- **Listed records**
========================================================================

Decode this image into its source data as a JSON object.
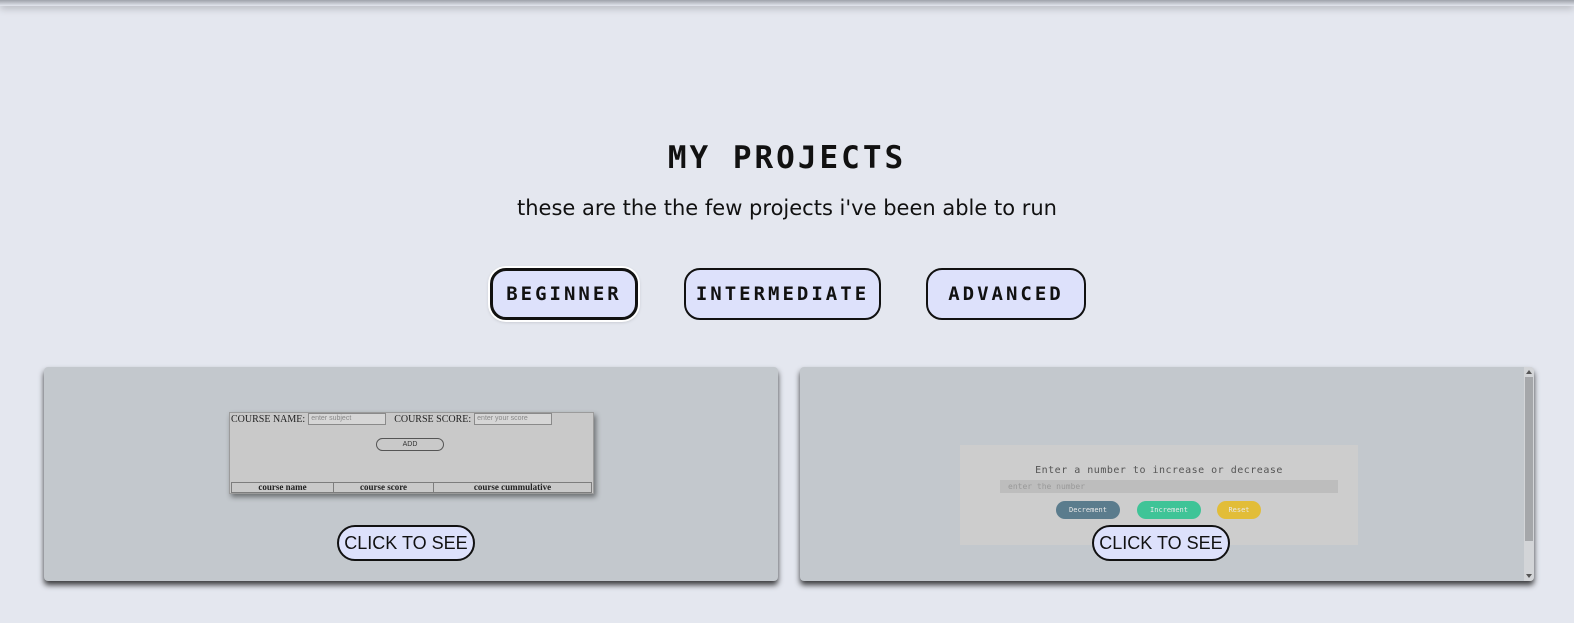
{
  "header": {
    "title": "MY PROJECTS",
    "subtitle": "these are the the few projects i've been able to run"
  },
  "tabs": [
    {
      "label": "BEGINNER",
      "active": true
    },
    {
      "label": "INTERMEDIATE",
      "active": false
    },
    {
      "label": "ADVANCED",
      "active": false
    }
  ],
  "projects": [
    {
      "cta_label": "CLICK TO SEE",
      "preview": {
        "course_name_label": "COURSE NAME:",
        "course_name_placeholder": "enter subject",
        "course_score_label": "COURSE SCORE:",
        "course_score_placeholder": "enter your score",
        "add_label": "ADD",
        "columns": [
          "course name",
          "course score",
          "course cummulative"
        ]
      }
    },
    {
      "cta_label": "CLICK TO SEE",
      "preview": {
        "title": "Enter a number to increase or decrease",
        "input_placeholder": "enter the number",
        "decrement_label": "Decrement",
        "increment_label": "Increment",
        "reset_label": "Reset"
      }
    }
  ],
  "colors": {
    "background": "#e4e7ef",
    "button_fill": "#dde1fb",
    "card_fill": "#c3c8cd",
    "decrement": "#5b7c8d",
    "increment": "#3fc497",
    "reset": "#e2bd38"
  }
}
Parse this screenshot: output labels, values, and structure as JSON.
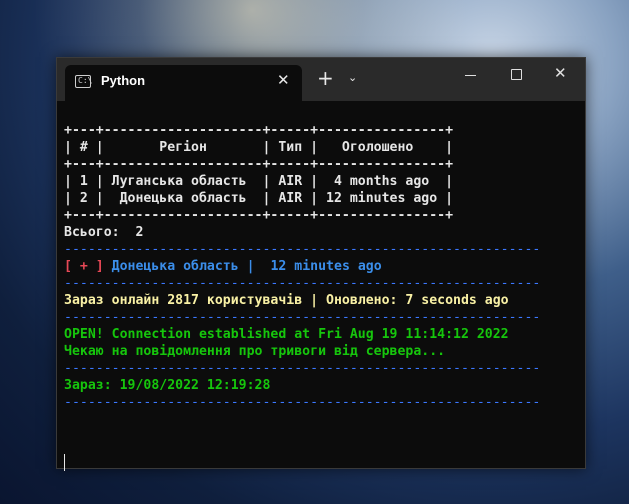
{
  "window": {
    "tab_title": "Python",
    "tab_icon": "terminal-icon",
    "close_tab_glyph": "✕",
    "new_tab_glyph": "+",
    "dropdown_glyph": "⌄",
    "close_window_glyph": "✕"
  },
  "terminal": {
    "table": {
      "border_line": "+---+--------------------+-----+----------------+",
      "header_line": "| # |       Регіон       | Тип |   Оголошено    |",
      "rows": [
        "| 1 | Луганська область  | AIR |  4 months ago  |",
        "| 2 |  Донецька область  | AIR | 12 minutes ago |"
      ]
    },
    "total_line": "Всього:  2",
    "rule": "------------------------------------------------------------",
    "alert": {
      "marker": "[ + ]",
      "region": "Донецька область",
      "separator": " | ",
      "time": "12 minutes ago"
    },
    "online_line": "Зараз онлайн 2817 користувачів | Оновлено: 7 seconds ago",
    "connection_line": "OPEN! Connection established at Fri Aug 19 11:14:12 2022",
    "waiting_line": "Чекаю на повідомлення про тривоги від сервера...",
    "now_line": "Зараз: 19/08/2022 12:19:28"
  },
  "colors": {
    "background": "#0c0c0c",
    "rule": "#3b78ff",
    "marker": "#e74856",
    "alert": "#3b8eea",
    "status": "#f9f1a5",
    "success": "#16c60c"
  }
}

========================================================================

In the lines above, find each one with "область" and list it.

- **Task response**
        "| 1 | Луганська область  | AIR |  4 months ago  |",
        "| 2 |  Донецька область  | AIR | 12 minutes ago |"
      "region": "Донецька область",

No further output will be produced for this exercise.